- The committee should determine how long the petitioner has been acquainted with his proposer. If the acquaintanceship has been but a brief one, it is all the more reason why the committee should make a thorough search of the petitioner’s background. References should be carefully checked, as well as business affiliations. This of course should be handled in a discreet manner, especially if questions-are directed to non-Masons who may not be favorably disposed towards the Institution.
- Ascertain the petitioner’s motive for wanting to become a Mason and what is his conception of the Fraternity. Of course, one who is new to the Order may not be expected to offer a consider opinion, but he should have at least some idea of the type organization he is expecting to join.
- Is the petitioner charitable by nature? Does he contribute to needy causes as his finances permit? Also, is he charitable in thought and actions towards his fellowmen? Is he bigoted or prejudiced? All these questions, discreetly put, will help bring out the true character of the man.
- Is he prompt in meeting his financial obligations and honorable in his business dealing with others? Can he afford to become a Mason? The answers to the first two questions can be obtained by investigating his references, both business and personal. As to whether he can afford to become a Mason, this can be determined by pointing out that no man should join the Masonic Order, if he must deprive his family of the necessities of life. Naturally, no Lodge wishes to cause hardship for others, nor handicap itself by adding to its rolls members who are apt to become financial liabilities.
- Does the petitioner realize that membership in a Lodge calls for payment of dues and these are to be met promptly? Along with this question, the committee might also ascertain what, if any, provisions he has made for his family, money wise etc. should something happen to him.
- Does his occupation permit him to attend meetings regularly?
- Does the petitioner believe in a Supreme Being? Does he attend a church? Masonry does not require a man to adhere to any particular creed or religion, he must believe in God and in the immortality of the soul.

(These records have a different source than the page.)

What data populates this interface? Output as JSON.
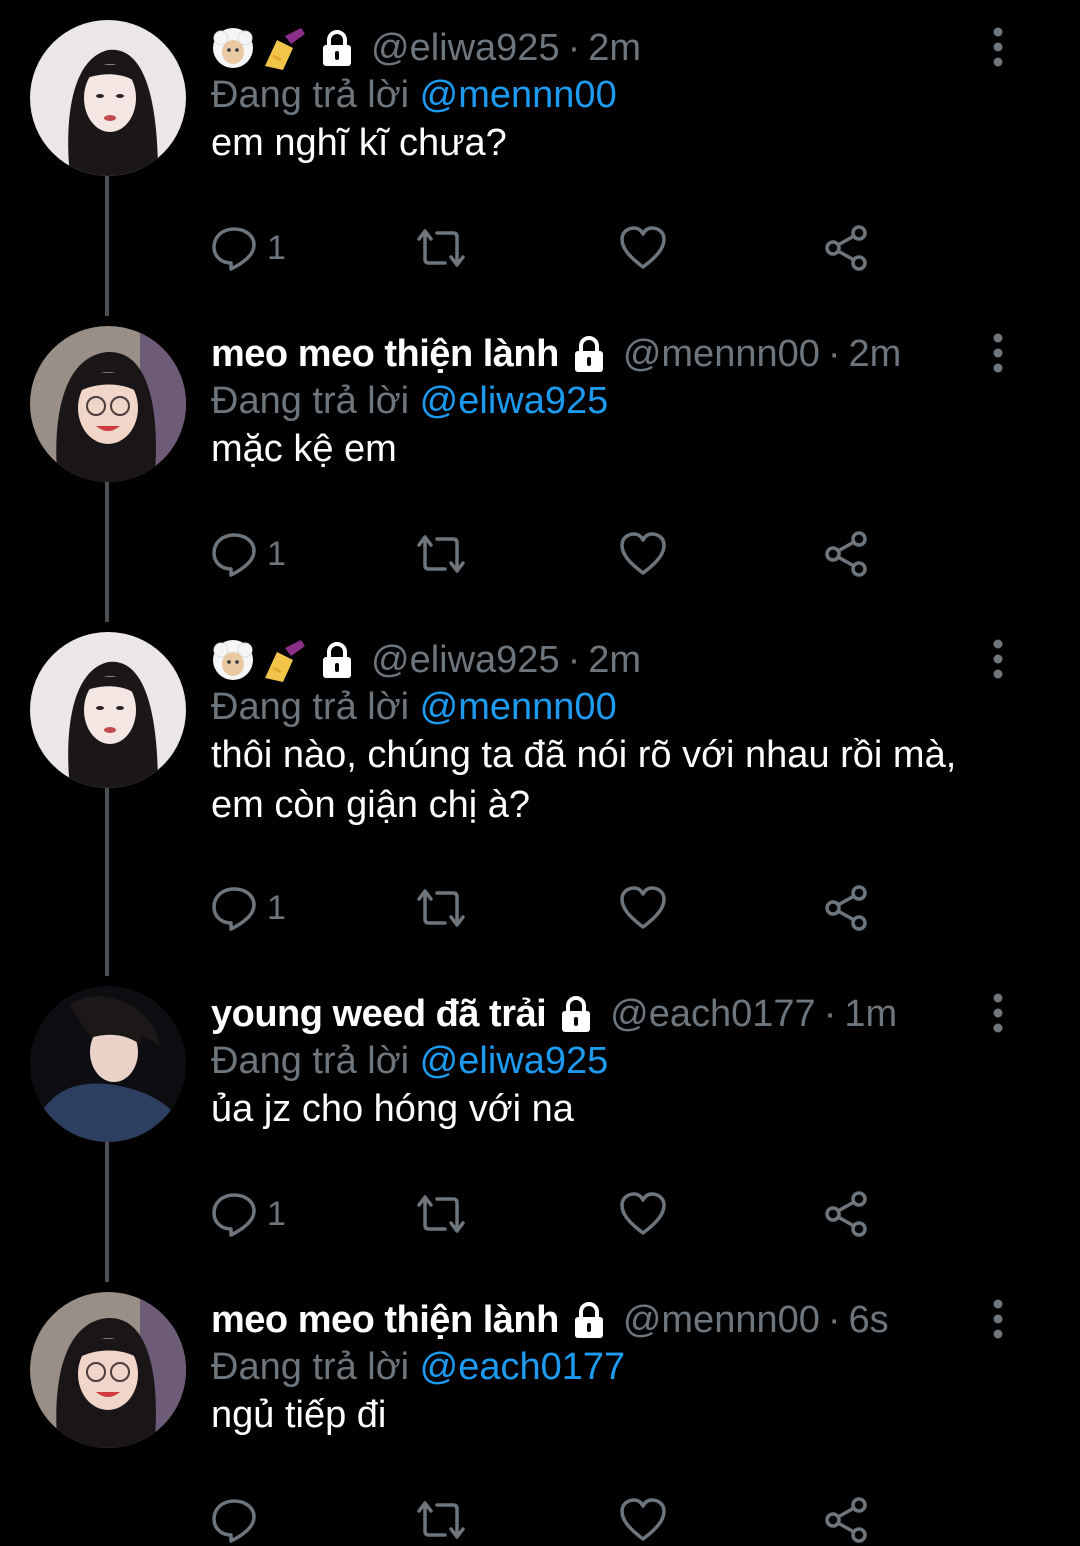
{
  "thread": {
    "tweets": [
      {
        "display_name": "",
        "name_emojis": [
          "sheep-face",
          "nail-polish"
        ],
        "handle": "@eliwa925",
        "time": "2m",
        "replying_prefix": "Đang trả lời",
        "replying_to": "@mennn00",
        "text": "em nghĩ kĩ chưa?",
        "reply_count": "1",
        "avatar": "eliwa-avatar"
      },
      {
        "display_name": "meo meo thiện lành",
        "name_emojis": [],
        "handle": "@mennn00",
        "time": "2m",
        "replying_prefix": "Đang trả lời",
        "replying_to": "@eliwa925",
        "text": "mặc kệ em",
        "reply_count": "1",
        "avatar": "mennn-avatar"
      },
      {
        "display_name": "",
        "name_emojis": [
          "sheep-face",
          "nail-polish"
        ],
        "handle": "@eliwa925",
        "time": "2m",
        "replying_prefix": "Đang trả lời",
        "replying_to": "@mennn00",
        "text": "thôi nào, chúng ta đã nói rõ với nhau rồi mà, em còn giận chị à?",
        "reply_count": "1",
        "avatar": "eliwa-avatar"
      },
      {
        "display_name": "young weed đã trải",
        "name_emojis": [],
        "handle": "@each0177",
        "time": "1m",
        "replying_prefix": "Đang trả lời",
        "replying_to": "@eliwa925",
        "text": "ủa jz cho hóng với na",
        "reply_count": "1",
        "avatar": "each-avatar"
      },
      {
        "display_name": "meo meo thiện lành",
        "name_emojis": [],
        "handle": "@mennn00",
        "time": "6s",
        "replying_prefix": "Đang trả lời",
        "replying_to": "@each0177",
        "text": "ngủ tiếp đi",
        "reply_count": "",
        "avatar": "mennn-avatar"
      }
    ]
  },
  "icons": {
    "lock": "lock-icon",
    "more": "more-vertical-icon",
    "reply": "reply-icon",
    "retweet": "retweet-icon",
    "like": "heart-icon",
    "share": "share-icon"
  },
  "colors": {
    "background": "#000000",
    "text": "#ffffff",
    "muted": "#6e767d",
    "link": "#1d9bf0",
    "thread_line": "#4a4f54"
  }
}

- The Worshipful Master should be kept honestly and fully informed. A complete report of the investigation committee should be presented at the regular lodge meeting.
- A fearless discharge of this duty may, for a time, subject the committee to the frowns of the rejected and his friends, but faithfulness and courage will, in the end, command the plaudits of every lover of the Fraternity.
- Don’t overlook any references, the last one may be the one needed. Reports on the petitioner should be obtained from courts, police department, credit bureaus, and other places necessary.
- The investigation should be so conducted that, even if rejected, the applicant gains a higher respect for the Fraternity.